The Hype Cycle for App Security from Jul-21 covers a lot of the same features as network security (SSE, Cloud WAAP), but through the lens of DevOps needs of securing the applications being deployed. It has a high priority on adopting dependency scanning (SCA), IAST (interactive app testing), Service Mesh, and DevSecOps (shifting security left). [These are areas GitLab and HashiCorp are heavily involved in. More on these features in a coming post on DevOps trends.] Interestingly, Gartner removed RASP (embedded runtime app protection, which Datadog and Fastly/Signal Sciences both provide) from this year's Hype Cycle, and no explanation was given. (Perhaps they expect it to fold into the new CNAAP bundled platform they are proposing? Speaking of which, I am surprised CNAAP isn't included on this Hype Cycle – it has "App Protection" right in the name.)

All in all, the immediate future seems bright for Zero Trust and SASE Networks, which are both expected to significant uptake over the next few years. Given the trend of bundling going on (across the entirety of cloud, network, and app security needs), SASE Networks, in particular, remain an architecture with a lot of optionality across all these security needs.

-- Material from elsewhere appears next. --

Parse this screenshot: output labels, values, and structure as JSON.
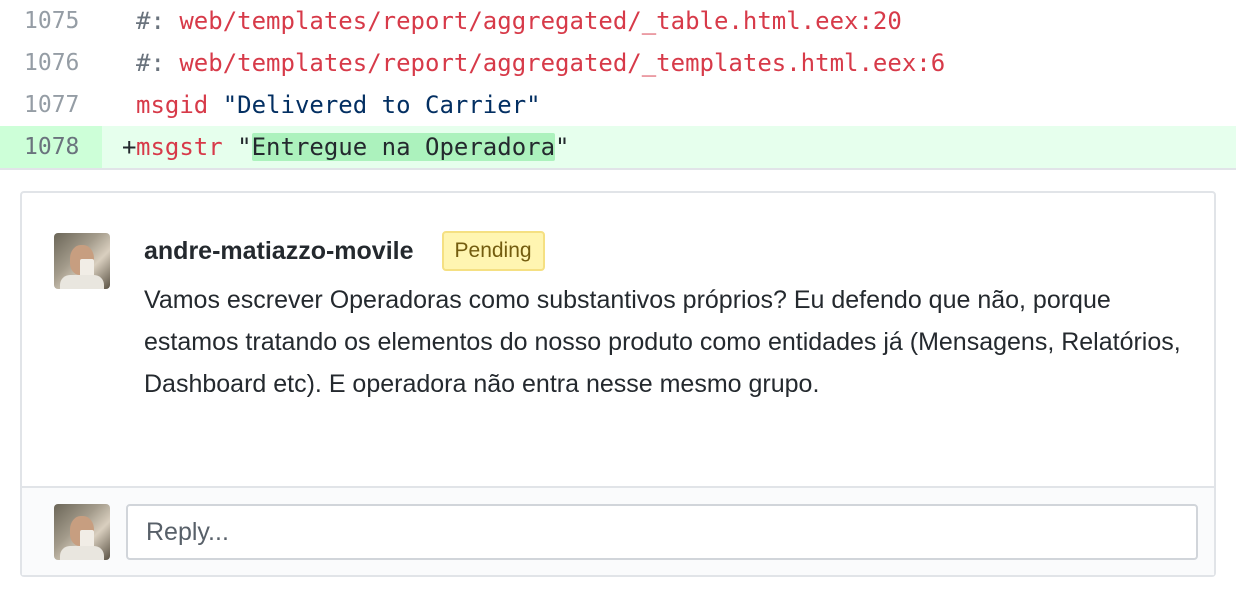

Add'l Reading

The SaaS graphics and stats above were from:

Here are all the Gartner resources that were used:

This post was originally written in January 2022, plus I added a bit of commentary on the recent Gartner MQ for SSE. Sign up for Premium if you want more in-depth coverage of Zero Trust & SASE Networks (and companies like Zscaler, Cloudflare, CrowdStrike, and Datadog), as well as other industries like Edge Networks, Data & Analytics, Observability, Dev Tools, and Enterprise SaaS.

- muji